◆ **Problem statement**:
Please provide the entries below again, word for word.

◆ **Records for this task**:
======

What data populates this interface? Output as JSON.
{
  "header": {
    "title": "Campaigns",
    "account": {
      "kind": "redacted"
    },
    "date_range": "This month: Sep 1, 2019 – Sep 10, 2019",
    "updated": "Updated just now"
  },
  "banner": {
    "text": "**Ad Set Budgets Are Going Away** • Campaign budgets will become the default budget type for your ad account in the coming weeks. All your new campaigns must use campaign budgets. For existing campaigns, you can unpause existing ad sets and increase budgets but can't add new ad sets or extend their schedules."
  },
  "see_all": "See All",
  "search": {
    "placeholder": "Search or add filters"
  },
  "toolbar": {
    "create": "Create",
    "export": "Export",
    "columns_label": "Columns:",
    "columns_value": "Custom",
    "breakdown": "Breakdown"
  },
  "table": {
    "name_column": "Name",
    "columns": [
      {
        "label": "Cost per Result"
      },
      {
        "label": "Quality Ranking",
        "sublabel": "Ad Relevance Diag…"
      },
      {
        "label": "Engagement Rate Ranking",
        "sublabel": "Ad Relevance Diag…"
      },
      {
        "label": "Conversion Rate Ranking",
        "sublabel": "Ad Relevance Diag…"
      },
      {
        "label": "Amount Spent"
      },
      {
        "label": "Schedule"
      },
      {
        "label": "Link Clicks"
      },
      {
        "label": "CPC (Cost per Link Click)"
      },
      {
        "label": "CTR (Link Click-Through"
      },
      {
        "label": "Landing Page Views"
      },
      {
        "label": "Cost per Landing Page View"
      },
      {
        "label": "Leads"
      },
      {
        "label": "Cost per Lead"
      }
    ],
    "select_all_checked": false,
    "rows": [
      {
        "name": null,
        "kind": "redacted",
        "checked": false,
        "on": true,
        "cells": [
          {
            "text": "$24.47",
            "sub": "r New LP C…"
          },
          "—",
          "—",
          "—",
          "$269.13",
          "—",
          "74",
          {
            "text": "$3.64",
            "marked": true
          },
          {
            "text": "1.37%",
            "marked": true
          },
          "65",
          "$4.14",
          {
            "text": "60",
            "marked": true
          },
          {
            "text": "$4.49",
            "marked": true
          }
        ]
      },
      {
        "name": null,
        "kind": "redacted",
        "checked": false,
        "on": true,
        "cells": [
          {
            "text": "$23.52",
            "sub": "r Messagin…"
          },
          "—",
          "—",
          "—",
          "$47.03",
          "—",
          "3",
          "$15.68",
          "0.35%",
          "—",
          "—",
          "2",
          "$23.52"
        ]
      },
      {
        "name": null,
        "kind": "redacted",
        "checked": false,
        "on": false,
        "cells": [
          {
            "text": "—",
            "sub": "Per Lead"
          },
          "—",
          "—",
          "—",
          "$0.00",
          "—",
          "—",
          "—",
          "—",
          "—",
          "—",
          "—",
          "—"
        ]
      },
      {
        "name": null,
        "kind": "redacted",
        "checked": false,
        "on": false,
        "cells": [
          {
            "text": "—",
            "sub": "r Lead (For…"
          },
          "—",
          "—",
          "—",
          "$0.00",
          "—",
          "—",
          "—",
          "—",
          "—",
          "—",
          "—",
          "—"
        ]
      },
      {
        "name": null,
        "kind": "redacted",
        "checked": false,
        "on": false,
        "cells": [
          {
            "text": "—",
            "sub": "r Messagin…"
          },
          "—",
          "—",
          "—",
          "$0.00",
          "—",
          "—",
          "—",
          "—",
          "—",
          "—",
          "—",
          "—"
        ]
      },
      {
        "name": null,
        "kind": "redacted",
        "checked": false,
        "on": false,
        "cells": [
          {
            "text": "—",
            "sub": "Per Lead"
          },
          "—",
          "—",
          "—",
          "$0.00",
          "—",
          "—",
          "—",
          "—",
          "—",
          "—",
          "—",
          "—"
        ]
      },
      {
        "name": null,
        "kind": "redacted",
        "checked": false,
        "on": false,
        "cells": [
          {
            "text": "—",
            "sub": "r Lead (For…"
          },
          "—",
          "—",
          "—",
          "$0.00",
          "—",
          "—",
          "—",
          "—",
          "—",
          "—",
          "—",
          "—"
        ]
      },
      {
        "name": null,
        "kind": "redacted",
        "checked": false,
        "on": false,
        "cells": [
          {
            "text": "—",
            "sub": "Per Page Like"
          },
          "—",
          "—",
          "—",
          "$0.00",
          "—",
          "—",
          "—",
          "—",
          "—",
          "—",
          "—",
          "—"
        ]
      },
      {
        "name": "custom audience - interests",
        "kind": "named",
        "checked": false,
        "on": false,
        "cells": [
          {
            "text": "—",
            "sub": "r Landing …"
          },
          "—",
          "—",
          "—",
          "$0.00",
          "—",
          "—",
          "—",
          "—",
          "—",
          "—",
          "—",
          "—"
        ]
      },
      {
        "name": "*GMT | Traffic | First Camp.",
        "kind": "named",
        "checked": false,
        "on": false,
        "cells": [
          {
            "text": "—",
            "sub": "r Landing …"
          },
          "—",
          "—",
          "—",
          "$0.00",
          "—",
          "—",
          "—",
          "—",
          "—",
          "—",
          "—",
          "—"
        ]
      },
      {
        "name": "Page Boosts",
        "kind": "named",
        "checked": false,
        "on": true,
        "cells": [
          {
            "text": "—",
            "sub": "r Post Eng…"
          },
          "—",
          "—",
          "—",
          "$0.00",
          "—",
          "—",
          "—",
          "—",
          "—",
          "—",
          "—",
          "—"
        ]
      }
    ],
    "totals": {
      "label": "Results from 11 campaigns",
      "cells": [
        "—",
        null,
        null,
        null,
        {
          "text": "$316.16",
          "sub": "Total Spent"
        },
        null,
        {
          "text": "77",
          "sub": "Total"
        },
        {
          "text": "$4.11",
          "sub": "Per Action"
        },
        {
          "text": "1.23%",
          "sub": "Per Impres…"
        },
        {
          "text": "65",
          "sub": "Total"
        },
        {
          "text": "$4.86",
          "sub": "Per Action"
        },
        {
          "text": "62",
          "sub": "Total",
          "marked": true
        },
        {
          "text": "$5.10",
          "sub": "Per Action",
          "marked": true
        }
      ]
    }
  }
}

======

◆ **Answer box**:
What data populates this interface? Output as JSON.
{
  "header": {
    "title": "Campaigns",
    "account": {
      "kind": "redacted"
    },
    "date_range": "This month: Sep 1, 2019 – Sep 10, 2019",
    "updated": "Updated just now"
  },
  "banner": {
    "text": "**Ad Set Budgets Are Going Away** • Campaign budgets will become the default budget type for your ad account in the coming weeks. All your new campaigns must use campaign budgets. For existing campaigns, you can unpause existing ad sets and increase budgets but can't add new ad sets or extend their schedules."
  },
  "see_all": "See All",
  "search": {
    "placeholder": "Search or add filters"
  },
  "toolbar": {
    "create": "Create",
    "export": "Export",
    "columns_label": "Columns:",
    "columns_value": "Custom",
    "breakdown": "Breakdown"
  },
  "table": {
    "name_column": "Name",
    "columns": [
      {
        "label": "Cost per Result"
      },
      {
        "label": "Quality Ranking",
        "sublabel": "Ad Relevance Diag…"
      },
      {
        "label": "Engagement Rate Ranking",
        "sublabel": "Ad Relevance Diag…"
      },
      {
        "label": "Conversion Rate Ranking",
        "sublabel": "Ad Relevance Diag…"
      },
      {
        "label": "Amount Spent"
      },
      {
        "label": "Schedule"
      },
      {
        "label": "Link Clicks"
      },
      {
        "label": "CPC (Cost per Link Click)"
      },
      {
        "label": "CTR (Link Click-Through"
      },
      {
        "label": "Landing Page Views"
      },
      {
        "label": "Cost per Landing Page View"
      },
      {
        "label": "Leads"
      },
      {
        "label": "Cost per Lead"
      }
    ],
    "select_all_checked": false,
    "rows": [
      {
        "name": null,
        "kind": "redacted",
        "checked": false,
        "on": true,
        "cells": [
          {
            "text": "$24.47",
            "sub": "r New LP C…"
          },
          "—",
          "—",
          "—",
          "$269.13",
          "—",
          "74",
          {
            "text": "$3.64",
            "marked": true
          },
          {
            "text": "1.37%",
            "marked": true
          },
          "65",
          "$4.14",
          {
            "text": "60",
            "marked": true
          },
          {
            "text": "$4.49",
            "marked": true
          }
        ]
      },
      {
        "name": null,
        "kind": "redacted",
        "checked": false,
        "on": true,
        "cells": [
          {
            "text": "$23.52",
            "sub": "r Messagin…"
          },
          "—",
          "—",
          "—",
          "$47.03",
          "—",
          "3",
          "$15.68",
          "0.35%",
          "—",
          "—",
          "2",
          "$23.52"
        ]
      },
      {
        "name": null,
        "kind": "redacted",
        "checked": false,
        "on": false,
        "cells": [
          {
            "text": "—",
            "sub": "Per Lead"
          },
          "—",
          "—",
          "—",
          "$0.00",
          "—",
          "—",
          "—",
          "—",
          "—",
          "—",
          "—",
          "—"
        ]
      },
      {
        "name": null,
        "kind": "redacted",
        "checked": false,
        "on": false,
        "cells": [
          {
            "text": "—",
            "sub": "r Lead (For…"
          },
          "—",
          "—",
          "—",
          "$0.00",
          "—",
          "—",
          "—",
          "—",
          "—",
          "—",
          "—",
          "—"
        ]
      },
      {
        "name": null,
        "kind": "redacted",
        "checked": false,
        "on": false,
        "cells": [
          {
            "text": "—",
            "sub": "r Messagin…"
          },
          "—",
          "—",
          "—",
          "$0.00",
          "—",
          "—",
          "—",
          "—",
          "—",
          "—",
          "—",
          "—"
        ]
      },
      {
        "name": null,
        "kind": "redacted",
        "checked": false,
        "on": false,
        "cells": [
          {
            "text": "—",
            "sub": "Per Lead"
          },
          "—",
          "—",
          "—",
          "$0.00",
          "—",
          "—",
          "—",
          "—",
          "—",
          "—",
          "—",
          "—"
        ]
      },
      {
        "name": null,
        "kind": "redacted",
        "checked": false,
        "on": false,
        "cells": [
          {
            "text": "—",
            "sub": "r Lead (For…"
          },
          "—",
          "—",
          "—",
          "$0.00",
          "—",
          "—",
          "—",
          "—",
          "—",
          "—",
          "—",
          "—"
        ]
      },
      {
        "name": null,
        "kind": "redacted",
        "checked": false,
        "on": false,
        "cells": [
          {
            "text": "—",
            "sub": "Per Page Like"
          },
          "—",
          "—",
          "—",
          "$0.00",
          "—",
          "—",
          "—",
          "—",
          "—",
          "—",
          "—",
          "—"
        ]
      },
      {
        "name": "custom audience - interests",
        "kind": "named",
        "checked": false,
        "on": false,
        "cells": [
          {
            "text": "—",
            "sub": "r Landing …"
          },
          "—",
          "—",
          "—",
          "$0.00",
          "—",
          "—",
          "—",
          "—",
          "—",
          "—",
          "—",
          "—"
        ]
      },
      {
        "name": "*GMT | Traffic | First Camp.",
        "kind": "named",
        "checked": false,
        "on": false,
        "cells": [
          {
            "text": "—",
            "sub": "r Landing …"
          },
          "—",
          "—",
          "—",
          "$0.00",
          "—",
          "—",
          "—",
          "—",
          "—",
          "—",
          "—",
          "—"
        ]
      },
      {
        "name": "Page Boosts",
        "kind": "named",
        "checked": false,
        "on": true,
        "cells": [
          {
            "text": "—",
            "sub": "r Post Eng…"
          },
          "—",
          "—",
          "—",
          "$0.00",
          "—",
          "—",
          "—",
          "—",
          "—",
          "—",
          "—",
          "—"
        ]
      }
    ],
    "totals": {
      "label": "Results from 11 campaigns",
      "cells": [
        "—",
        null,
        null,
        null,
        {
          "text": "$316.16",
          "sub": "Total Spent"
        },
        null,
        {
          "text": "77",
          "sub": "Total"
        },
        {
          "text": "$4.11",
          "sub": "Per Action"
        },
        {
          "text": "1.23%",
          "sub": "Per Impres…"
        },
        {
          "text": "65",
          "sub": "Total"
        },
        {
          "text": "$4.86",
          "sub": "Per Action"
        },
        {
          "text": "62",
          "sub": "Total",
          "marked": true
        },
        {
          "text": "$5.10",
          "sub": "Per Action",
          "marked": true
        }
      ]
    }
  }
}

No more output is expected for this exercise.